Personal Drone Use Insurance

  1. You must have a Homeowners or Renters Insurance policy to be covered for property damage, and bodily injury liability. Coverage will only be up to your policy limits, which are typically $300,000. You might have a gap in coverage if you severely injure another person. Obtaining a higher liability limit of $1,000,000 is suggested.
  2. Liability from your Homeowners or Renters Insurance does not extend to invasion of privacy claims. For instance, you are taking aerial photos of your neighborhood, and you inadvertently snapped a photo of someone “sun-bathing” in their backyard. You could be subject to a lawsuit, and no coverage will be provided under your insurance policy.
  3. Damage to yourself or family members will not be covered under your Bodily Injury Liability coverage. You cannot be liable to yourself, so you will want to make sure you have appropriate health insurance.
  4. Damage to your personal property will be covered under the appropriate policy coverage. For example:  If your drone falls and hits your car, this would be covered under Automobile comprehensive coverage. However, if you do not have comprehensive under your Auto Insurance policy no coverage will be provided.
  5. Damage to the drone in most cases would be covered under your Homeowners or Renters insurance policy. This would be subject to your policy deductible.
  6. Beware of letting a friend operate your drone. Liability follows the owner, so if your friend causes property damage or bodily injury you would be held liable.

Commercial Drone Use Insurance

  1. You must have Commercial Liability Insurance to be covered for property damage, and bodily injury liability. Coverage will only be up to your policy limits and could have exclusions, so make sure you review your current policy for any drone operation exclusions.
  2. An “insured” operator must be an owner, partner, spouse, or employee of the business. Letting your buddy operate the drone will not extend coverage from your Commercial Liability Insurance policy.
  3. Again, most policies will exclude coverage for invasion of privacy claims. You may want to consider purchasing a “drone liability” policy, which we will discuss later.
  4. Damage to the drone would be covered under Business Personal Property or Inland Marine policy. Discuss this with your insurance agent to see what would be more appropriate for your business.
  5. Injury to yourself or employees by the drone will fall under Workers Compensation Insurance. Make sure you have this coverage in place.
  6. Damage to your building, vehicles, or equipment by the drone will be subject to the appropriate policy covering those items. Again, your Commercial Liability Insurance will not provide the coverage, since you cannot be liable to yourself.

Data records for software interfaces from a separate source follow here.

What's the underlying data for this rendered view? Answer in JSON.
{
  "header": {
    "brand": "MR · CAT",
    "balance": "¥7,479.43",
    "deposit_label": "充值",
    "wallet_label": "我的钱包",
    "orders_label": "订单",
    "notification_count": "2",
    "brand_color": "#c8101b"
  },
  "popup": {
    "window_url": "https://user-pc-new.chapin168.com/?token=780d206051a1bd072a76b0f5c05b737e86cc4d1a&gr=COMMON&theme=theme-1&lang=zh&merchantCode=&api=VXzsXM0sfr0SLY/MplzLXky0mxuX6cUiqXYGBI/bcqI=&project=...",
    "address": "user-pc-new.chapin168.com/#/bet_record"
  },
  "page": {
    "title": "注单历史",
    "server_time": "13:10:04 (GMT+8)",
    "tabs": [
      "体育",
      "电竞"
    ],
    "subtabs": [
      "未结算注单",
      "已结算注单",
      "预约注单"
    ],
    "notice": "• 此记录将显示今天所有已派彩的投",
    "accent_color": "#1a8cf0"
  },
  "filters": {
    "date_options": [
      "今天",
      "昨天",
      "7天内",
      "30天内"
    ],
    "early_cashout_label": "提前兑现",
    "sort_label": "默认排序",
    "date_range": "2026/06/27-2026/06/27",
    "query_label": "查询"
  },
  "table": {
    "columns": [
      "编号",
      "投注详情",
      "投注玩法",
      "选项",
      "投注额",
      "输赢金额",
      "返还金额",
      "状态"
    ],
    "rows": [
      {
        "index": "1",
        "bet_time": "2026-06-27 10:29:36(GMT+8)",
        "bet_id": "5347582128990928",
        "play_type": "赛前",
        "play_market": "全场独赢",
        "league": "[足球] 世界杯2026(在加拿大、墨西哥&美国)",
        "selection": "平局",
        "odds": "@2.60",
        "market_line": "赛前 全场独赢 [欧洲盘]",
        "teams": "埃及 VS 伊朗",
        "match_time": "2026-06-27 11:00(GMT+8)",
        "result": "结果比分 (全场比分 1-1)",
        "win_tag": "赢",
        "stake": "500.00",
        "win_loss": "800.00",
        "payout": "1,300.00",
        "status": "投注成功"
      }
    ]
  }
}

What Should I Do To Make Sure I Have Appropriate Insurance?

  1. You should speak to your agent, and explain what you will be doing with the drone. Your agent should be able to advise you on the measures you need to take to ensure you have proper coverage.
  2. You should look at carriers that specialize in drone liability coverage. For example, the company Verify, provides up to $1,000,000 of short-term liability coverage while the drone is in flight. Their website states that coverage can be purchased for as little as $10 an hour depending on flight path, and drone type. This is an app you can download and will communicate with your drone to charge you the correct premium. After reviewing their sample policy, it appears to have broader coverage especially those operating drones commercially. They also extend liability to invasion of privacy claims, if deemed accidental. Their policy excludes liability coverage for packages or other items carried by the drone during flight.

Hopefully, we dispelled some of the myths and offered some clear concise information about insuring your drone. Drones are a lot of fun personally and have a lot of useful business applications as well.  Proper drone usage should be encouraged and insured appropriately.  If you wish to discuss this topic further, we look forward to hearing from you.